Standard attacks are done away with in this game. Instead, each character has a range of skills and spells available based on which accessories and weapons they have equipped. Each skill and spell has different power levels based on which stance the character is in when they use it. Just like stats, skill and spells get stronger when a character uses them more often. Using a certain weapon or element also unlocks new skills for the character to use and in the case of spells, allows the character to use it without needing to equip its accessory.
The in-game menu, accessed by pressing Y, allows players to create and edit formations, check out skill information, read up on the world’s lore, equip their party members, and mess around with the sound. There is one more option that players cannot access until after the game, so as of right now, I have no idea what it does.
I’m hoping that it allows players to speed up dialogue, because the game’s current text crawls are slow enough for the average game tester to read with no way to auto load the dialogue. While I had little issue with this at first thanks to the game’s charming writing, I can see how detrimental this can be on repeat playthroughs. This, coupled with the fact that players can start the game with different main characters makes this factor a high concern.
Another little detail to watch out for is frame drops. Even without using the 3D, my New 3DS experienced some frame drops while running in a dungeon when too many things are happening on the screen at once. However, no crashes have occurred in my 7 boot-ups, though, so at least players don’t have to worry about suddenly losing their progress because their game decided to disagree with them.
On that note, Legend of Legacy provides a button shortcut to make on-the-fly quicksaves (L+R+X), as well as the ability to take in-game screenshots using the Start or Select button. As a matter of fact, the screenshots featured in this article were taken straight from my New 3DS.
For me, the writing with the occasional whimsical narration is solid enough to keep me engaged, and the mechanics presented leaves me curious enough to want to see how far the devs will take them as the game progresses.
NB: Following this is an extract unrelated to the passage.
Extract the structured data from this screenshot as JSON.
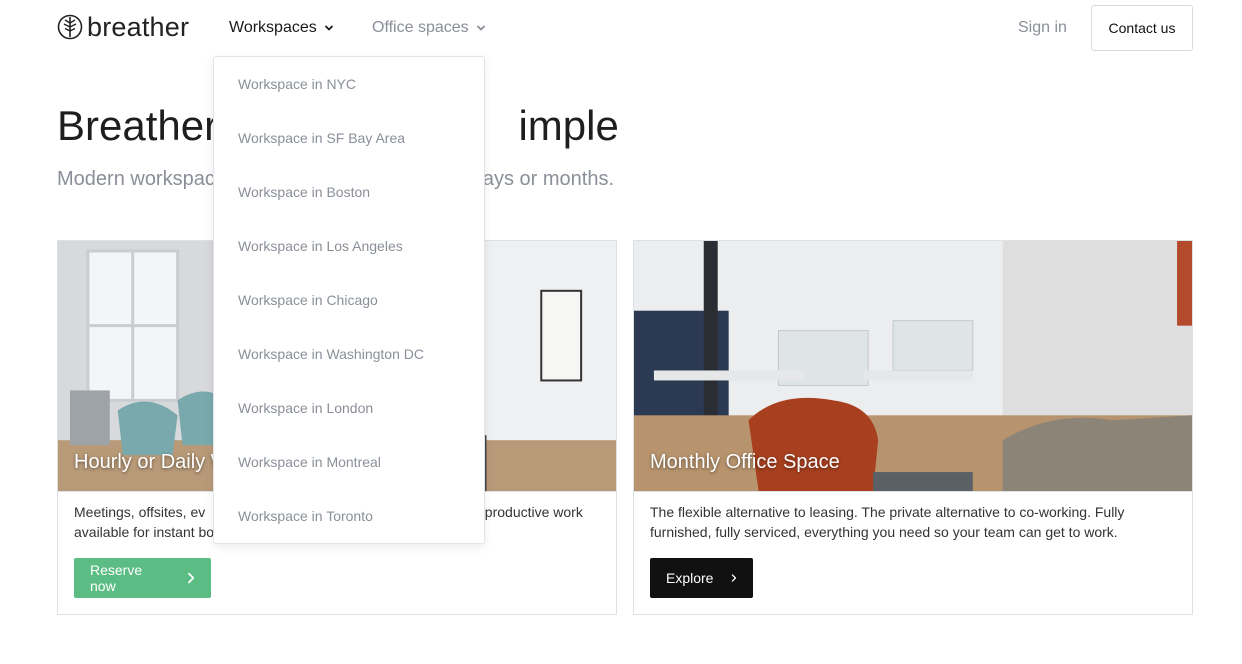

The few framedrops I got made me raise an eyebrow and the inability to speed up the sluggish textboxes raised red flags in my mind, but I’d be willing to set those aside for at least one playthrough.
NIS America will be bringing The Legend of Legacy to Europe in Q1 2016, but for now Americans will get to explore the rest of the island of Avalon on the 13th of October of this year.